While the country looks back on his the key events of his administration (Cuban Missile Crisis, desegregating Ole Miss, encouraging the space program, etc), we want to highlight his support for the growing feminist movement of the early 1960’s.
President Kennedy established the President’s Commission on the Status of Women (PCSW) in December 1961.
The commission’s purpose was "…to set forth before the world the story of women's progress in a free, democratic society, to review recent accomplishments, and to acknowledge frankly the further steps that must be taken" to advise the President on any and all matters that affected the status of American women. Former First Lady and First Ambassador to the UN Eleanor Roosevelt was appointed the chair of the Commission. It would be her last public position before her death.
Women are entitled to equality of opportunity for employment in government and in industry. But a mere statement supporting equality of opportunity must be implemented by affirmative steps to see that the doors are really open for training, selection, advancement, and equal pay. ~President John F. Kennedy
President Kennedy instructed the PCSW to focus on specific areas that required “constructive action,” specifically equal employment opportunities, gender bias in civil and property rights, and education and counseling for wives and mothers. T

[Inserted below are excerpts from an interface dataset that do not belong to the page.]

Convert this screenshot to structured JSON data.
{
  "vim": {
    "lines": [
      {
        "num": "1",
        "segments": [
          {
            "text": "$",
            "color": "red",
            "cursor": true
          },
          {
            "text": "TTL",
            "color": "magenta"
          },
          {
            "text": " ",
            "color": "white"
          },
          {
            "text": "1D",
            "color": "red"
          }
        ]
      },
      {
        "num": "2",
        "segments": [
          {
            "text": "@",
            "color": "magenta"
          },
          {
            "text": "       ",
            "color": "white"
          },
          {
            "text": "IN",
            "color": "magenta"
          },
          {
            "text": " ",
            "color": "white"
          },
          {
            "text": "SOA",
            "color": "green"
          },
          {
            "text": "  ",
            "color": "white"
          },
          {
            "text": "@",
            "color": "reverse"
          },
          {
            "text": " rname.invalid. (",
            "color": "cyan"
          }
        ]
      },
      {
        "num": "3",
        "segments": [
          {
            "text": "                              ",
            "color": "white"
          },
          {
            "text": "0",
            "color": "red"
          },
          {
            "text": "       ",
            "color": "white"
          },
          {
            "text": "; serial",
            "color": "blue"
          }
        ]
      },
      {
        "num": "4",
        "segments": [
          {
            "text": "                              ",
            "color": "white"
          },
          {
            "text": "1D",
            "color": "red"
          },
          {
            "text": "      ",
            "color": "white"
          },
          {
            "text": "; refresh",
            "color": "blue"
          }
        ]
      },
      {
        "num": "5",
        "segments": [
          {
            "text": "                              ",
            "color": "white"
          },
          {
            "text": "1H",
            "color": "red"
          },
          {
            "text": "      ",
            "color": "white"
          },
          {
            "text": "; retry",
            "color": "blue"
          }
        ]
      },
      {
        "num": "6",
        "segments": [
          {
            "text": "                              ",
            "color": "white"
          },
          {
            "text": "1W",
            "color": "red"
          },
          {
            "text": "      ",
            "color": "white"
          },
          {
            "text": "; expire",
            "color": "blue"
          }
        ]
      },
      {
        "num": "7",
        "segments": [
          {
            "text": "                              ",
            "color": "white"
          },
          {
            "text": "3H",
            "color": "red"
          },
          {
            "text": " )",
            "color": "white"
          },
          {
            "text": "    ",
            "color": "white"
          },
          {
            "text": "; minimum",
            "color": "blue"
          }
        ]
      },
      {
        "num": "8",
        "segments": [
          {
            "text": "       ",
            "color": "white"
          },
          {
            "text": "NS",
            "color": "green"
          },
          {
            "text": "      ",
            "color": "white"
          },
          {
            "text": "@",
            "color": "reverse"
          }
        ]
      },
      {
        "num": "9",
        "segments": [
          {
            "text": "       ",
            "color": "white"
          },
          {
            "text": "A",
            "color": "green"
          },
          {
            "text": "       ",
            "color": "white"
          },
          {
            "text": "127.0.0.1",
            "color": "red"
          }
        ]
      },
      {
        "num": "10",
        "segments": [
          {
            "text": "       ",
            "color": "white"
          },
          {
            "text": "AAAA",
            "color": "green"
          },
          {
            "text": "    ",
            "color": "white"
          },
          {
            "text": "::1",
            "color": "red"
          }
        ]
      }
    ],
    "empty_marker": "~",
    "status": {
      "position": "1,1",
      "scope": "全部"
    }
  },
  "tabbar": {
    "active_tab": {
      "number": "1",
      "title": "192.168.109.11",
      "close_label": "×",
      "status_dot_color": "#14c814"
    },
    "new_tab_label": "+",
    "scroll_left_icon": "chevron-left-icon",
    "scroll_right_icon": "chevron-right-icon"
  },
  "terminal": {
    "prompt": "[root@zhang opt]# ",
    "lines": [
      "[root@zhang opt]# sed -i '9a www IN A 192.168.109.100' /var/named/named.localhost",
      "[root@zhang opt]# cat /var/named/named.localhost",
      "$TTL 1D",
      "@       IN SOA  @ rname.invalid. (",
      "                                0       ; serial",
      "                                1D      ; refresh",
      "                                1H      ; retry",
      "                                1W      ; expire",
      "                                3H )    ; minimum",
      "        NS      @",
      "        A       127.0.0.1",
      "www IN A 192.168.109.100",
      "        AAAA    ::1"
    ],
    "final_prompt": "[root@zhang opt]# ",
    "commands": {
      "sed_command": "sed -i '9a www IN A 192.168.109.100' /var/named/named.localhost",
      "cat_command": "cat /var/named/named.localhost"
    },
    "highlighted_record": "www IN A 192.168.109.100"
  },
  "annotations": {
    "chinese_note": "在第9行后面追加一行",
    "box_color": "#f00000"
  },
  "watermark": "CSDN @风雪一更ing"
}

he PCSW set out to research the status of women in the United States, and ultimately published a report in October 1963 called American Women (also known as the Peterson Report). This report documented serious gender discrimination in the workplace, highlighting laws and regulations that were initially intended to protect women, but had become a justification for employers to not hire women. The report also recommended paid maternity leave and affordable child care as areas in need of positive proactive legislation.
Upon the success of the PCSW, smaller commissions on women started all over the country. It was at a meeting of these groups, and growing dissatisfaction with the Equal Employment Opportunity Commission, that the National Organization for Women was founded in October 1966. Because of the research done by the PCSW and the increased pressure from American women, Congress passed the Equal Pay Act of 1963, which was signed by President Kennedy on June 10, 1963. It amended the Fair Labor Standards Act, providing that:
No employer having employees…shall discriminate, within any establishment in which such employees are employed, between employees on the basis of sex by paying wages to employees in such establishment at a rate less than the rate at which he pays wages to employees of the opposite sex in such establishment for equal work on jobs[,] the performance of which requires equal skill, effort, and responsibility, and which are performed under similar working conditions, except where such payment is made pursuant to (i) a seniority system; (ii) a merit system; (iii) a system which measures earnings by quantity or quality of production; or (iv) a differential based on any other factor other than sex.
President Kennedy signs the Equal Pay Act of 1963 (June 10, 1963)
Upon signing the Equal Pay Act, President Kennedy remarked:
Our economy today depends upon women in the labor force. One out of three workers is a woman. Today, there are almost 25 million women employed, and their number is rising faster than the number of men in the labor force. I believe they bear the heaviest burden of any group in our Nation. Where the mother is the sole support of the family, she often must face the hard choice of either accepting public assistance or taking a position at a pay rate which averages less than two-thirds of the pay rate for men.